- [TASK TO COMPLETE]: Where a line below contains "Modeling", count it. Reply with the total only.

****

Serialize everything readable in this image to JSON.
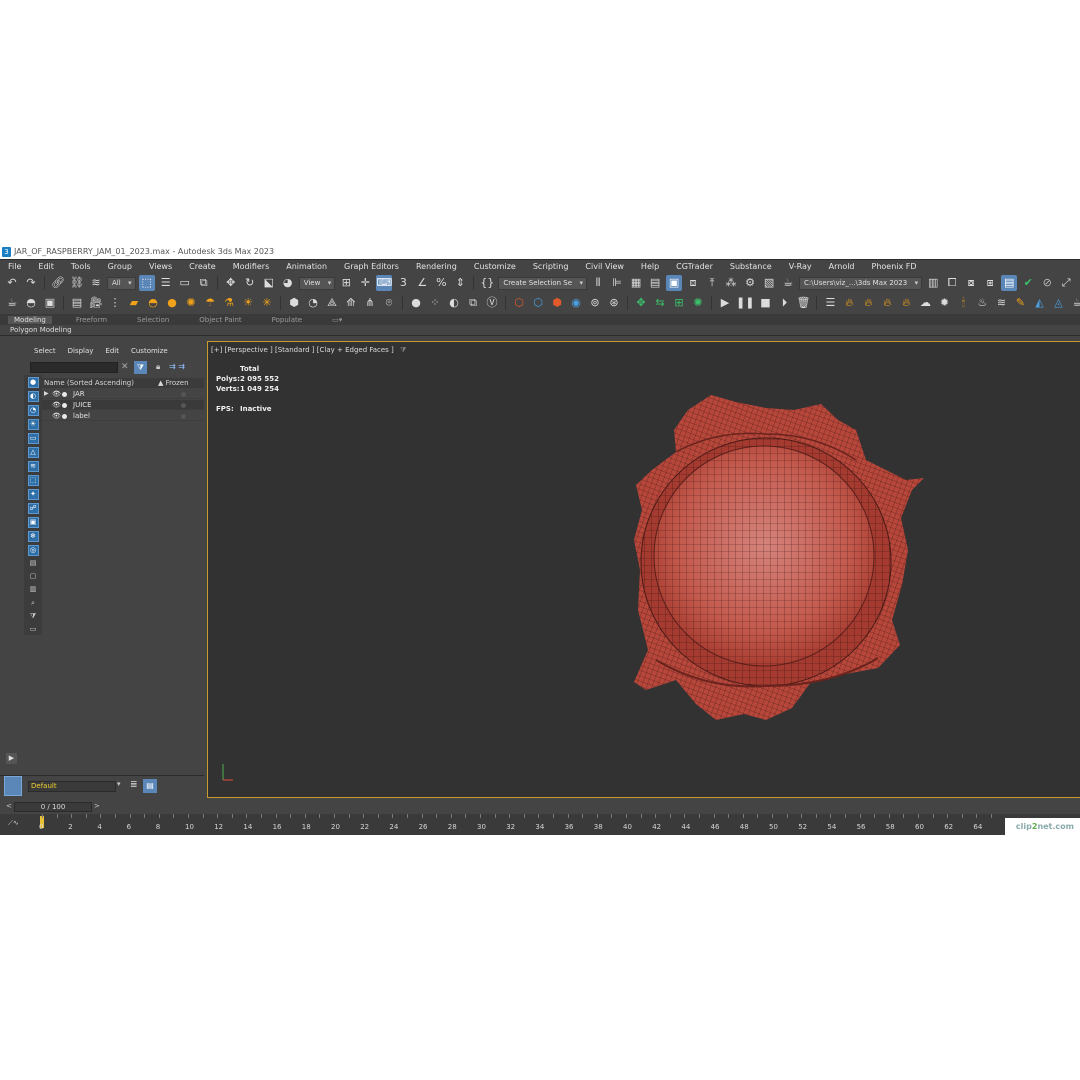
{
  "window": {
    "title": "JAR_OF_RASPBERRY_JAM_01_2023.max - Autodesk 3ds Max 2023"
  },
  "menu": [
    "File",
    "Edit",
    "Tools",
    "Group",
    "Views",
    "Create",
    "Modifiers",
    "Animation",
    "Graph Editors",
    "Rendering",
    "Customize",
    "Scripting",
    "Civil View",
    "Help",
    "CGTrader",
    "Substance",
    "V-Ray",
    "Arnold",
    "Phoenix FD"
  ],
  "toolbar": {
    "selection_filter": "All",
    "ref_coord": "View",
    "named_selection": "Create Selection Se",
    "project_path": "C:\\Users\\viz_...\\3ds Max 2023"
  },
  "ribbon": {
    "tabs": [
      "Modeling",
      "Freeform",
      "Selection",
      "Object Paint",
      "Populate"
    ],
    "active_tab": "Modeling",
    "sub_label": "Polygon Modeling"
  },
  "explorer": {
    "menu": [
      "Select",
      "Display",
      "Edit",
      "Customize"
    ],
    "col_name": "Name (Sorted Ascending)",
    "col_frozen": "▲ Frozen",
    "rows": [
      {
        "name": "JAR",
        "expandable": true
      },
      {
        "name": "JUICE",
        "expandable": false
      },
      {
        "name": "label",
        "expandable": false
      }
    ],
    "layer": "Default"
  },
  "viewport": {
    "label": "[+] [Perspective ] [Standard ] [Clay + Edged Faces ]",
    "stats_header": "Total",
    "polys_label": "Polys:",
    "polys": "2 095 552",
    "verts_label": "Verts:",
    "verts": "1 049 254",
    "fps_label": "FPS:",
    "fps": "Inactive"
  },
  "timeline": {
    "frame": "0 / 100",
    "prev": "<",
    "next": ">",
    "ticks": [
      0,
      2,
      4,
      6,
      8,
      10,
      12,
      14,
      16,
      18,
      20,
      22,
      24,
      26,
      28,
      30,
      32,
      34,
      36,
      38,
      40,
      42,
      44,
      46,
      48,
      50,
      52,
      54,
      56,
      58,
      60,
      62,
      64
    ]
  },
  "watermark": {
    "pre": "clip",
    "mid": "2",
    "post": "net.com"
  },
  "colors": {
    "model": "#c2483b",
    "viewport_border": "#c89b2e",
    "accent": "#5a86b8"
  }
}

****

- [SOLVED PROBLEM]: 3